BWW Reviews: Fun West Coast Premiere of LYSISTRATA JONES Is A Slam-Dunk at OC's Chance Theater
What do you get when you mash-up an ancient Greek play with the contemporary, meta-sarcasm of Mean Girls, Legally Blonde, and Bring It On? Well, what you get is the buoyant musical confection LYSISTRATA JONES, now playing its West Coast Premiere performances at Chance Theater's brand-spankin' new theater space in Anaheim Hills through March 9.
Filled with playwright Douglas Carter Beane's witty dialogue and amusingly droll characters that are column-framed by a fun, pop-tastic score by Lewis Flinn, this superb new OC production of the Off-Broadway (and, briefly, Broadway) critical darling proves to be an endearingly upbeat, surprisingly thought-provoking musical that winningly elevates the battle of the sexes to a much higher level of snark.
And with its new, larger footprint as a canvas, Chance Theater's first full production at its fancy fresh digs (just a few doors down from its old space) is, without a doubt, a real winner.
For all its youthful mirth and rapid-fire laughs, it's actually quite a shock that this Tony-nominated musical didn't last longer on Broadway. But, perhaps---judging by the fact that a mid-size regional house like Chance Theater can showcase an excellent, all-around entertaining production of it---LYSISTRATA JONES is poised to continue its life as a go-to staple across local intimate theaters in the U.S. in the coming years. Certainly the subject matter and the characters in it will guarantee a strong pull for young, fresh talent to land on this contemporary musical. And speaking of... as expected, Chance's own youth-quake production is blessed with a talented, high-energy, and wonderfully age-appropriate ensemble---all of whom clearly look like they're having lots of fun on stage with the material. And that fun? Oh so contagious.
The title of LYSISTRATA JONES, of course, immediately gives away its classical inspiration. Very loosely based on the B.C.-era Greek comedy Lysistrata by playwright Aristophanes, this remarkably smart 21st Century "update" mirrors the main plot point of that ancient text: girl power in the guise of abstinence. And though the play is set in the present day, classic Greek motifs hover throughout like foreshadowing, omniscient ghosts.
Lysistrata Jones (the bubbly Devon Hadsell)---or "Lyssie J" as she prefers her pals to call her---has just transferred to Athens University (hehe, get it) and joins the Spartans cheer squad. Full of ideas and can-do spirit, she quickly devises a seemingly brilliant plan in order to end the basketball team's pathetic 30-year losing streak: by rallying her female BFFs to withhold sex from their boyfriends/lovers/playthings on the basketball team---that is until the young men can summon enough, um, balls to win a damn game for once.
Lyssie's scheme, of course, will sound quite familiar to those versed in classic Greek comedies.
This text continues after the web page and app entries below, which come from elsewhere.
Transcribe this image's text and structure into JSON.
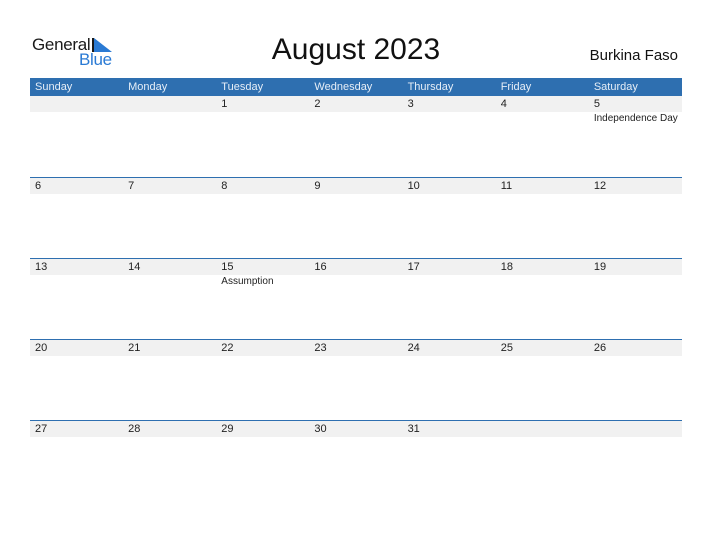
{
  "logo": {
    "word1": "General",
    "word2": "Blue"
  },
  "header": {
    "title": "August 2023",
    "country": "Burkina Faso"
  },
  "colors": {
    "accent": "#2e6fb0",
    "date_strip": "#f1f1f1",
    "logo_blue": "#2a7ad4"
  },
  "weekdays": [
    "Sunday",
    "Monday",
    "Tuesday",
    "Wednesday",
    "Thursday",
    "Friday",
    "Saturday"
  ],
  "weeks": [
    {
      "days": [
        "",
        "",
        "1",
        "2",
        "3",
        "4",
        "5"
      ],
      "events": [
        "",
        "",
        "",
        "",
        "",
        "",
        "Independence Day"
      ]
    },
    {
      "days": [
        "6",
        "7",
        "8",
        "9",
        "10",
        "11",
        "12"
      ],
      "events": [
        "",
        "",
        "",
        "",
        "",
        "",
        ""
      ]
    },
    {
      "days": [
        "13",
        "14",
        "15",
        "16",
        "17",
        "18",
        "19"
      ],
      "events": [
        "",
        "",
        "Assumption",
        "",
        "",
        "",
        ""
      ]
    },
    {
      "days": [
        "20",
        "21",
        "22",
        "23",
        "24",
        "25",
        "26"
      ],
      "events": [
        "",
        "",
        "",
        "",
        "",
        "",
        ""
      ]
    },
    {
      "days": [
        "27",
        "28",
        "29",
        "30",
        "31",
        "",
        ""
      ],
      "events": [
        "",
        "",
        "",
        "",
        "",
        "",
        ""
      ]
    }
  ]
}
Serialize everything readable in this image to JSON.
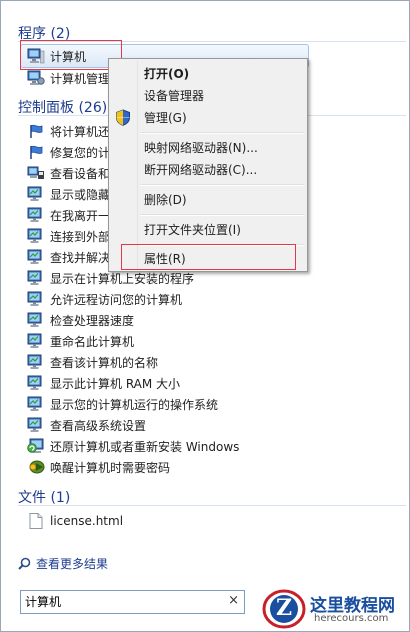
{
  "programs": {
    "header": "程序 (2)",
    "items": [
      {
        "label": "计算机",
        "icon": "computer-icon"
      },
      {
        "label": "计算机管理",
        "icon": "computer-management-icon"
      }
    ]
  },
  "control_panel": {
    "header": "控制面板 (26)",
    "items": [
      {
        "label": "将计算机还",
        "icon": "flag-icon"
      },
      {
        "label": "修复您的计",
        "icon": "flag-icon"
      },
      {
        "label": "查看设备和",
        "icon": "devices-icon"
      },
      {
        "label": "显示或隐藏",
        "icon": "system-icon"
      },
      {
        "label": "在我离开一",
        "icon": "system-icon"
      },
      {
        "label": "连接到外部",
        "icon": "system-icon"
      },
      {
        "label": "查找并解决",
        "icon": "system-icon"
      },
      {
        "label": "显示在计算机上安装的程序",
        "icon": "system-icon"
      },
      {
        "label": "允许远程访问您的计算机",
        "icon": "system-icon"
      },
      {
        "label": "检查处理器速度",
        "icon": "system-icon"
      },
      {
        "label": "重命名此计算机",
        "icon": "system-icon"
      },
      {
        "label": "查看该计算机的名称",
        "icon": "system-icon"
      },
      {
        "label": "显示此计算机 RAM 大小",
        "icon": "system-icon"
      },
      {
        "label": "显示您的计算机运行的操作系统",
        "icon": "system-icon"
      },
      {
        "label": "查看高级系统设置",
        "icon": "system-icon"
      },
      {
        "label": "还原计算机或者重新安装 Windows",
        "icon": "recovery-icon"
      },
      {
        "label": "唤醒计算机时需要密码",
        "icon": "power-icon"
      }
    ]
  },
  "files": {
    "header": "文件 (1)",
    "items": [
      {
        "label": "license.html",
        "icon": "file-icon"
      }
    ]
  },
  "see_more": "查看更多结果",
  "search": {
    "value": "计算机",
    "clear": "×"
  },
  "context_menu": {
    "open": "打开(O)",
    "device_manager": "设备管理器",
    "manage": "管理(G)",
    "map_drive": "映射网络驱动器(N)...",
    "disconnect_drive": "断开网络驱动器(C)...",
    "delete": "删除(D)",
    "open_location": "打开文件夹位置(I)",
    "properties": "属性(R)"
  },
  "watermark": {
    "name": "这里教程网",
    "url": "herecours.com",
    "badge": "Z"
  },
  "colors": {
    "header": "#1e3d8f",
    "highlight_box": "#e03a4a",
    "watermark": "#1a4fa0"
  }
}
That's right... she takes a page right out Aristophanes' own ancient playbook, which found Lysistrata leading the female citizens of Athens to stop having sex with their men until they put an end to the Peloponnesian War. Naturally, as it did in that ancient comedy, a tug of war also ensues in LYSISTRATA JONES between the two gender camps which, indubitably, produces the musical's hilarious conflict.
Who will emerge victorious? Will it be Lyssie and her girrrlll-power troops? Or will it be the super-horny boys led by charismatic team captain Mick (J.D. Driskill)?
Thankfully, most of the action is presided over by the helpful Greek muse-slash-narrator Hetaira (the awesome, wickedly haughty Camryn Zelinger), who likes to pepper the narrative with humorous observations and soulful, Aretha Franklin-style riffing. Amen, gurrll. Amen. (On a side note, am I the only one who thinks Zelinger is a spitting image of WICKED's Shoshana Bean?)
While LYSISTRATA JONES, on the onset, appears to follow the typical signposts of teen-centric storylines, I really appreciated the fact that though the peripheral characters (Lyssie's gal pals; Mick's basketball bros; the nerd boy caught in the middle) all seem to start out as eye-roll-causing stereotypes, each person eventually upends those stereotypes as they all slowly blossom deeper layers in their respective personalities (and, yes, even our main, curly-coiffed heroine gets a chance to be briefly shown in a not-so-flattering light).